John Connors loves old buildings the way you might love an old aunt - gently and generously. His watercolor paintings of sites in Troy and other places, now featured in a solo show at Clement Art Gallery, have humor, color, detail and - most of all - affection.

A stalwart at Clement, Connors splits his time between Lansingburgh (a borough of north Troy) and New York City, and his show has a similar configuration. There are nine Troy paintings, one from Cohoes and four from New York, plus a bunch of unframed works collected in a bin for browsing. All share the loose (but unfailingly accurate) style of a street artist - not coincidentally, the show is titled Working the Streets - whose subject is the setting, with people present simply as window dressing.

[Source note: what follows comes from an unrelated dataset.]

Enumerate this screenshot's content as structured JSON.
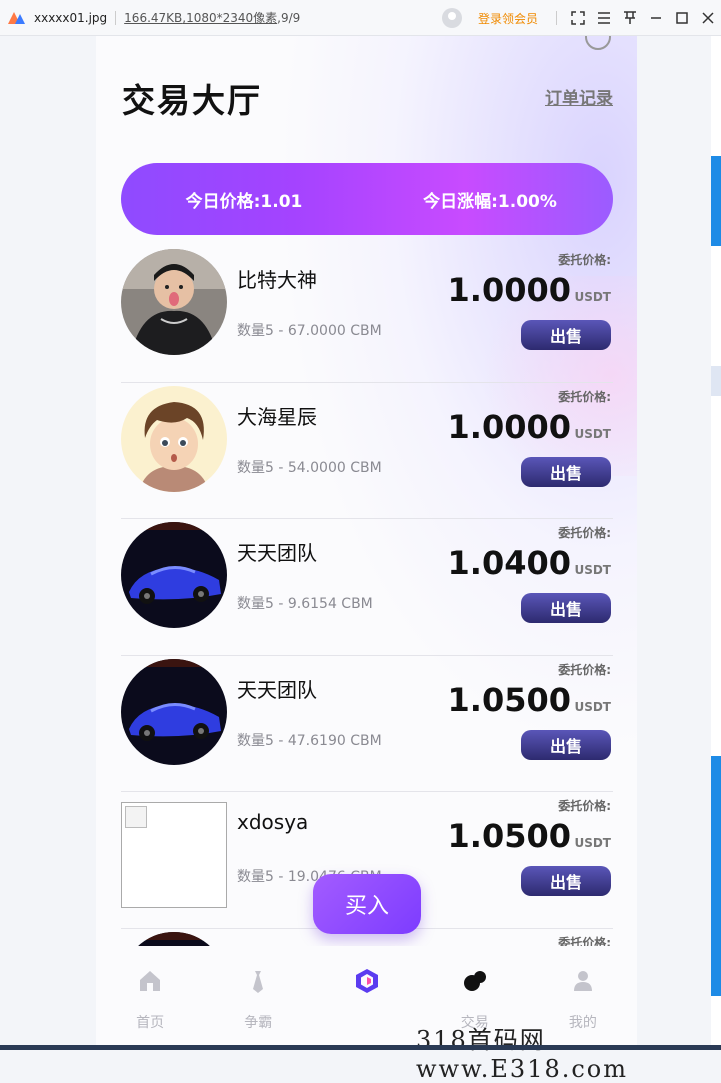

Light is also a subject for Connors, as it washes over his gorgeous facades and as it filters through stained glass for the one interior (of Troy's Saint Peter's Church). While Connors' colors are more vivid than pastel, there is an ethereal lightness to his Frear Building, a wedding cake of a structure which, in Connors' interpretation, is loomed over by the more robust, red Market Block building.

A more massive presence is felt in Music Hall, where the bulky structure rises up in jaunty, wide-angle distortion, a trick Connors gleefully and regularly employs. But not all his images are of impressive architecture - in fact, some of the best painting Connors does brings our attention to a scene we might otherwise never consider, as with the transcendentally sky-blue Kitchen Cabinet Store or Cohoes' Calkins Pharmacy.

In the New York paintings, Connors lavishes equal amounts of care on landmarks and lost souls. So, in this installation, Carnegie Hall rubs shoulders with both the Strand Bookstore and Ninth Avenue Wines and Liquors. The paintings seem a bit touristy at first, but they will grow on you - Connors has an eye, and he has plenty of technique to back it up.

Add note: If you haven't already noticed, Troy has pretty firmly established itself as a solid center of our regional art scene, and Clement is planted squarely in the middle of that. It may be easy for sophisticates to dismiss this venue as a frame shop putting on airs, but they'd be mistaken. Not only has the space grown to include a really impressive roster of regular artists (such as Harry Orlyk, Bob Moylan, and Laura Von Rosk - and more at, it has also built a nice lineup of printed catalogs from its monthly shows. This is definitely a gallery to be taken seriously.